By Senior Airman Justin Weaver, 354th Fighter Wing Public Affairs
/ Published November 16, 2006
EIELSON AIR FORCE BASE, Alaska --
The Iceman Team proved they could adapt to different situations when an Emergency Management Exercise, designed to test Eielson's ability to respond to a real-world incident, actually turned into a real world incident - twice.
The exercise kicked off when an anonymous caller phoned in a potential bomb threat to the 354th Security Forces Squadron's law enforcement desk here Sept. 12. Minutes later, a simulated explosion occurred at a maintenance building near the flightline, sending Airmen from the 354th Fighter Wing into action.
The Eielson Fire Department, ambulances from the 354th Medical Group, and security forces responded to the scene and quickly established a cordon.
As Airmen worked to mitigate the damage and help the "injured," the value of the exercise became readily apparent when the base was put on a "pause exercise" alert due to a real-world bomb threat at the Goldrush Inn an hour and fifty minutes into the exercise.
"The security forces control center received a phone call from an employee at lodging who stated an Airman had threatened to blow up the Gold Rush Inn," said Capt. Derrick Ossmann, 354th SFS acting commander. "We immediately initiated a recall of the Hostage Rescue Crisis Team, established a 500-foot cordon and evacuated all personnel within the established cordon."
Capt. Ossmann credits past realistic base-wide training exercises for the quick apprehension of the Airman who made the alleged bomb threat.
"The reality of why we train for scenarios such as this came into realization during this real-world bomb threat," he said. "Everyone quickly came together and worked as a team."
Once the real-world bomb threat was neutralized and the scene secured, the Iceman Team re-focused their attention to the exercise scenario and picked up where they left off. Little did they know that their flexibility would once again be tested in less than an hour.
As emergency response crews and a search and recovery team conducted a walk-through of the simulated bombing site, the security forces control center received a phone call from a base housing resident who said her 7-year-old daughter was missing.

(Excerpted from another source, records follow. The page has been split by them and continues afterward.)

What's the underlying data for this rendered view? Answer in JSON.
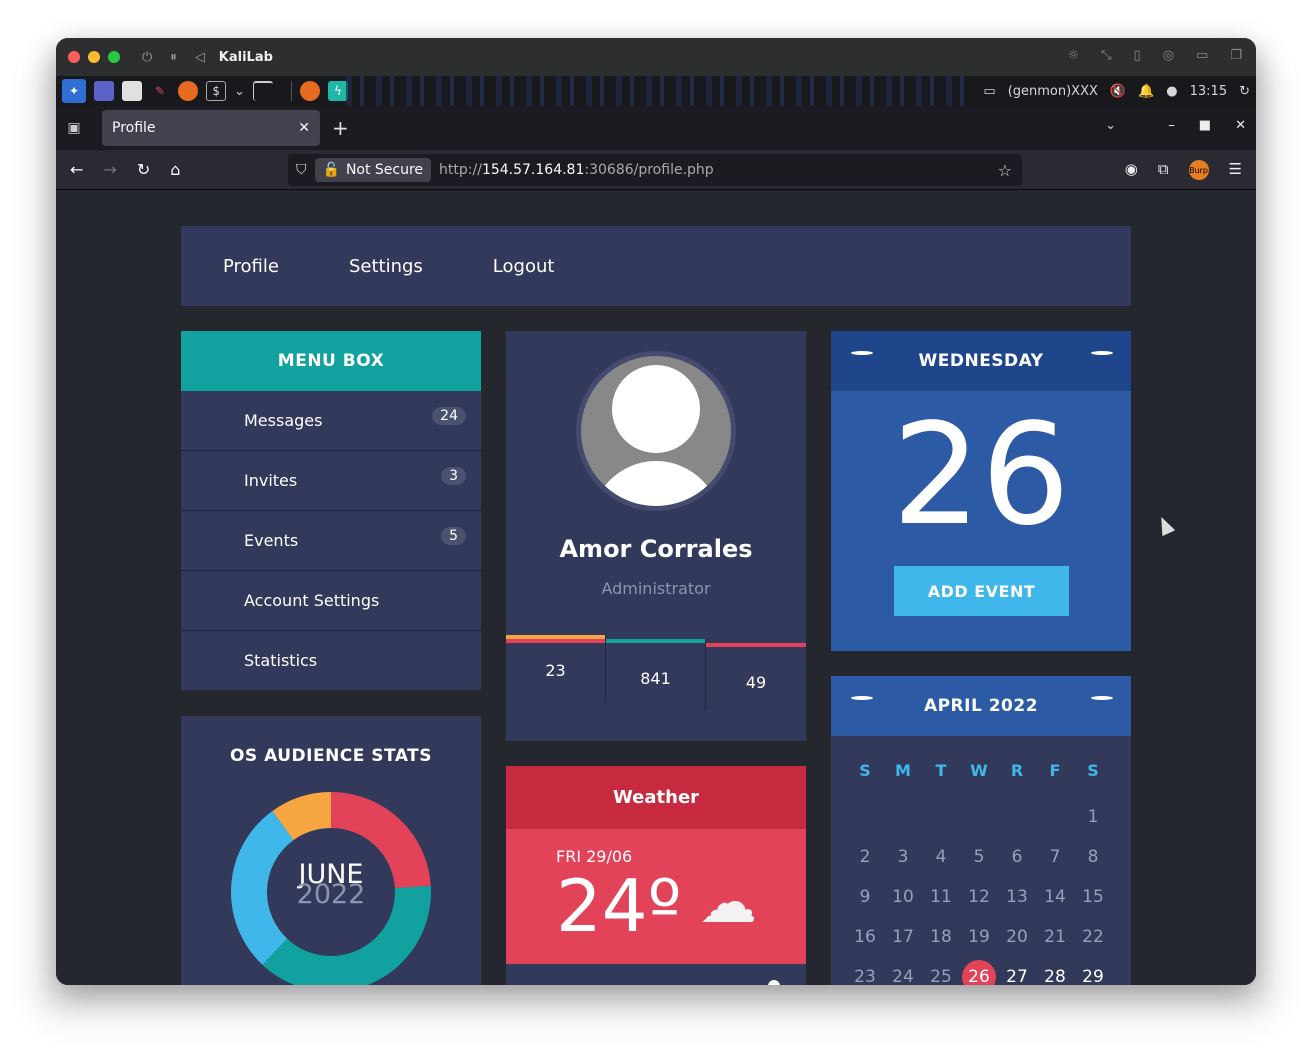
{
  "mac": {
    "title": "KaliLab"
  },
  "kali_panel": {
    "genmon": "(genmon)XXX",
    "clock": "13:15"
  },
  "browser": {
    "tab_title": "Profile",
    "new_tab": "+",
    "url_security": "Not Secure",
    "url_scheme": "http://",
    "url_host": "154.57.164.81",
    "url_rest": ":30686/profile.php",
    "burp_label": "Burp"
  },
  "nav": {
    "items": [
      {
        "label": "Profile"
      },
      {
        "label": "Settings"
      },
      {
        "label": "Logout"
      }
    ]
  },
  "menu_box": {
    "title": "MENU BOX",
    "items": [
      {
        "label": "Messages",
        "badge": "24"
      },
      {
        "label": "Invites",
        "badge": "3"
      },
      {
        "label": "Events",
        "badge": "5"
      },
      {
        "label": "Account Settings",
        "badge": ""
      },
      {
        "label": "Statistics",
        "badge": ""
      }
    ]
  },
  "profile": {
    "name": "Amor Corrales",
    "role": "Administrator",
    "stats": [
      {
        "value": "23",
        "colors": [
          "#f6a640",
          "#e34359"
        ]
      },
      {
        "value": "841",
        "colors": [
          "#11a19f"
        ]
      },
      {
        "value": "49",
        "colors": [
          "#e34359"
        ]
      }
    ]
  },
  "weather": {
    "title": "Weather",
    "date": "FRI 29/06",
    "temp": "24º",
    "icon": "cloud-icon"
  },
  "date_widget": {
    "day_name": "WEDNESDAY",
    "day_number": "26",
    "button": "ADD EVENT"
  },
  "calendar": {
    "title": "APRIL 2022",
    "weekdays": [
      "S",
      "M",
      "T",
      "W",
      "R",
      "F",
      "S"
    ],
    "leading_blanks": 6,
    "days": [
      "1",
      "2",
      "3",
      "4",
      "5",
      "6",
      "7",
      "8",
      "9",
      "10",
      "11",
      "12",
      "13",
      "14",
      "15",
      "16",
      "17",
      "18",
      "19",
      "20",
      "21",
      "22",
      "23",
      "24",
      "25",
      "26",
      "27",
      "28",
      "29"
    ],
    "today": "26"
  },
  "os_stats": {
    "title": "OS AUDIENCE STATS",
    "month": "JUNE",
    "year": "2022",
    "segments": [
      {
        "share": 0.24,
        "color": "#e34359"
      },
      {
        "share": 0.38,
        "color": "#11a19f"
      },
      {
        "share": 0.28,
        "color": "#3fb7ea"
      },
      {
        "share": 0.1,
        "color": "#f6a640"
      }
    ]
  },
  "colors": {
    "page_bg": "#24272e",
    "card_bg": "#32395a",
    "teal": "#11a19f",
    "blue": "#2c5aa4",
    "red": "#e34359",
    "light_blue": "#3fb7ea"
  }
}
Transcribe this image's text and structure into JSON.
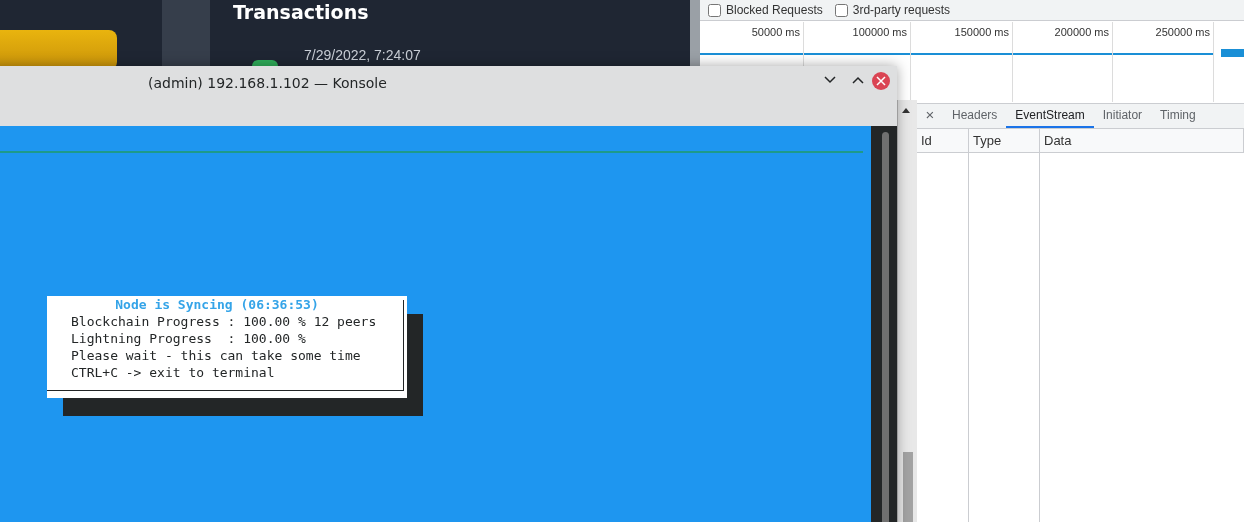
{
  "background_app": {
    "heading": "Transactions",
    "transaction_time": "7/29/2022, 7:24:07"
  },
  "devtools": {
    "filters": [
      {
        "label": "Blocked Requests",
        "checked": false
      },
      {
        "label": "3rd-party requests",
        "checked": false
      }
    ],
    "timeline_ticks": [
      "50000 ms",
      "100000 ms",
      "150000 ms",
      "200000 ms",
      "250000 ms"
    ],
    "close_glyph": "×",
    "detail_tabs": [
      {
        "label": "Headers",
        "selected": false
      },
      {
        "label": "EventStream",
        "selected": true
      },
      {
        "label": "Initiator",
        "selected": false
      },
      {
        "label": "Timing",
        "selected": false
      }
    ],
    "columns": [
      "Id",
      "Type",
      "Data"
    ]
  },
  "konsole": {
    "title": "(admin) 192.168.1.102 — Konsole",
    "dialog": {
      "title": "Node is Syncing (06:36:53)",
      "lines": [
        "Blockchain Progress : 100.00 % 12 peers",
        "Lightning Progress  : 100.00 %",
        "Please wait - this can take some time",
        "CTRL+C -> exit to terminal"
      ]
    }
  }
}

"My daughter left at 4 p.m. to go to a neighbor's house two doors down the street," said Julie Pearson. "At 6 p.m., I began to worry about her since she hadn't come home. I called my neighbors who said they had just gotten home and that my daughter had never showed up at their house."
Base leadership immediately re-channeled efforts and resources into the search and recovery of the missing child.

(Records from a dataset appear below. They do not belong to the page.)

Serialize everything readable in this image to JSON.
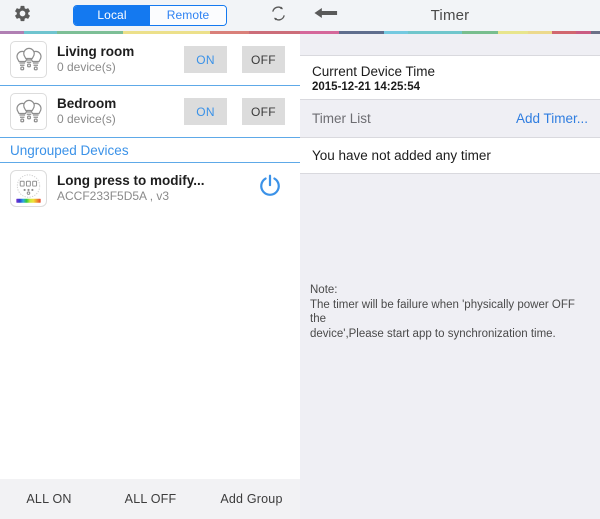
{
  "left": {
    "topbar": {
      "gear_icon": "gear-icon",
      "refresh_icon": "refresh-icon",
      "segments": [
        {
          "label": "Local",
          "active": true
        },
        {
          "label": "Remote",
          "active": false
        }
      ]
    },
    "groups": [
      {
        "icon": "three-bulbs-icon",
        "name": "Living room",
        "subtitle": "0 device(s)",
        "on_label": "ON",
        "off_label": "OFF"
      },
      {
        "icon": "three-bulbs-icon",
        "name": "Bedroom",
        "subtitle": "0 device(s)",
        "on_label": "ON",
        "off_label": "OFF"
      }
    ],
    "section_header": "Ungrouped Devices",
    "devices": [
      {
        "icon": "rgb-controller-icon",
        "name": "Long press to modify...",
        "subtitle": "ACCF233F5D5A , v3",
        "power_icon": "power-icon"
      }
    ],
    "bottombar": {
      "all_on": "ALL ON",
      "all_off": "ALL OFF",
      "add_group": "Add Group"
    }
  },
  "right": {
    "topbar": {
      "back_icon": "back-arrow-icon",
      "title": "Timer"
    },
    "current_device_time": {
      "label": "Current Device Time",
      "value": "2015-12-21 14:25:54"
    },
    "timer_list": {
      "label": "Timer List",
      "add_link": "Add Timer..."
    },
    "empty_state": "You have not added any timer",
    "note": {
      "heading": "Note:",
      "line1": "The timer will be failure when 'physically power OFF the",
      "line2": "device',Please start app to synchronization time."
    }
  },
  "colors": {
    "accent_blue": "#1479f0",
    "link_blue": "#2f7de0",
    "panel_gray": "#efeff4",
    "topbar_gray": "#f2f4f7"
  }
}
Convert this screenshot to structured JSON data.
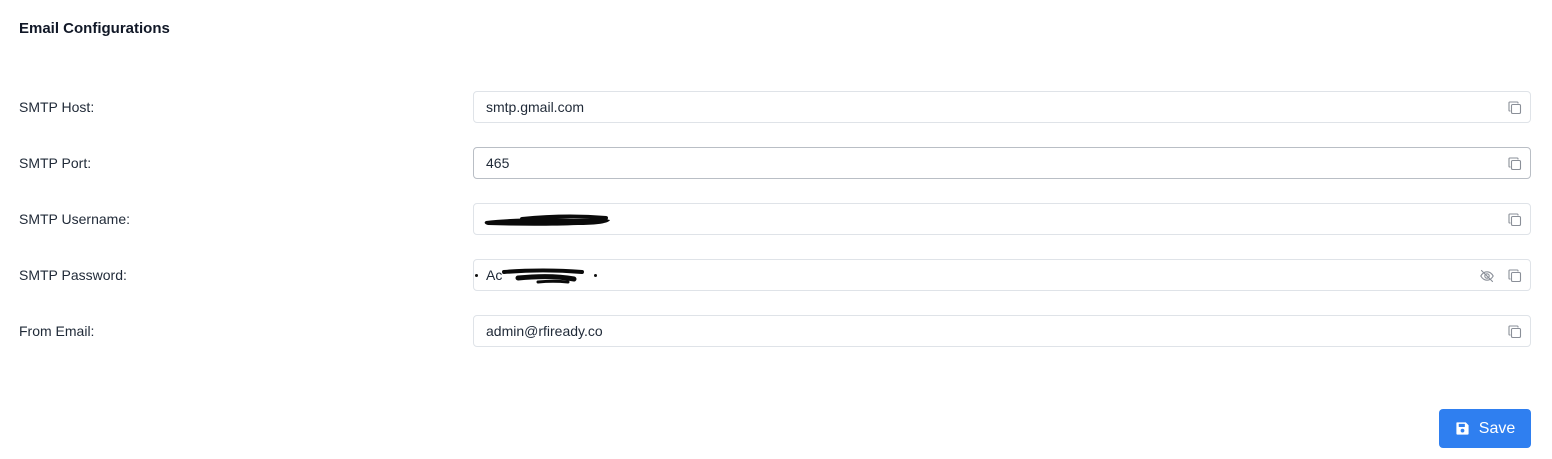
{
  "section": {
    "title": "Email Configurations"
  },
  "fields": {
    "smtp_host": {
      "label": "SMTP Host:",
      "value": "smtp.gmail.com"
    },
    "smtp_port": {
      "label": "SMTP Port:",
      "value": "465"
    },
    "smtp_username": {
      "label": "SMTP Username:",
      "value": ""
    },
    "smtp_password": {
      "label": "SMTP Password:",
      "value": "Ac"
    },
    "from_email": {
      "label": "From Email:",
      "value": "admin@rfiready.co"
    }
  },
  "actions": {
    "save_label": "Save"
  },
  "icons": {
    "copy": "copy-icon",
    "visibility_off": "eye-off-icon",
    "save": "floppy-disk-icon"
  },
  "colors": {
    "primary": "#2f7ff0",
    "border": "#dfe3e8",
    "text": "#1f2937",
    "icon": "#8a8f98"
  }
}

"Personnel from all squadrons, their spouses and dependents were searching all areas around the base," said Brig. Gen. Dave Scott, 354th FW commander. "As I drove around the base, there was not a street or corner that did not have someone with a flashlight calling out that child's name."
Just over two hours into the search the missing girl was found.
Mrs. Pearson was overjoyed with the discovery of her daughter and also comforted in the support she received from the entire base.
"Words can't express what everyone at Eielson did for me," she said. "When I told them what happened, the base didn't hesitate to help me. Even people I didn't know were out and about searching for my daughter."
"The wing showed its true colors," General Scott said. "This does not surprise me because of the fantastic men and women we have here at Eielson and in this command. It certainly re-affirms our core value of 'service before self.'"
"Your sincere concern and desire to help truly validated what I have known for a long time," he added. "This wing; this Air Force, is truly a family that cares for its own. Your efforts, concerns and prayers were greatly appreciated--you don't know how extremely proud I am to be part of this Iceman Team."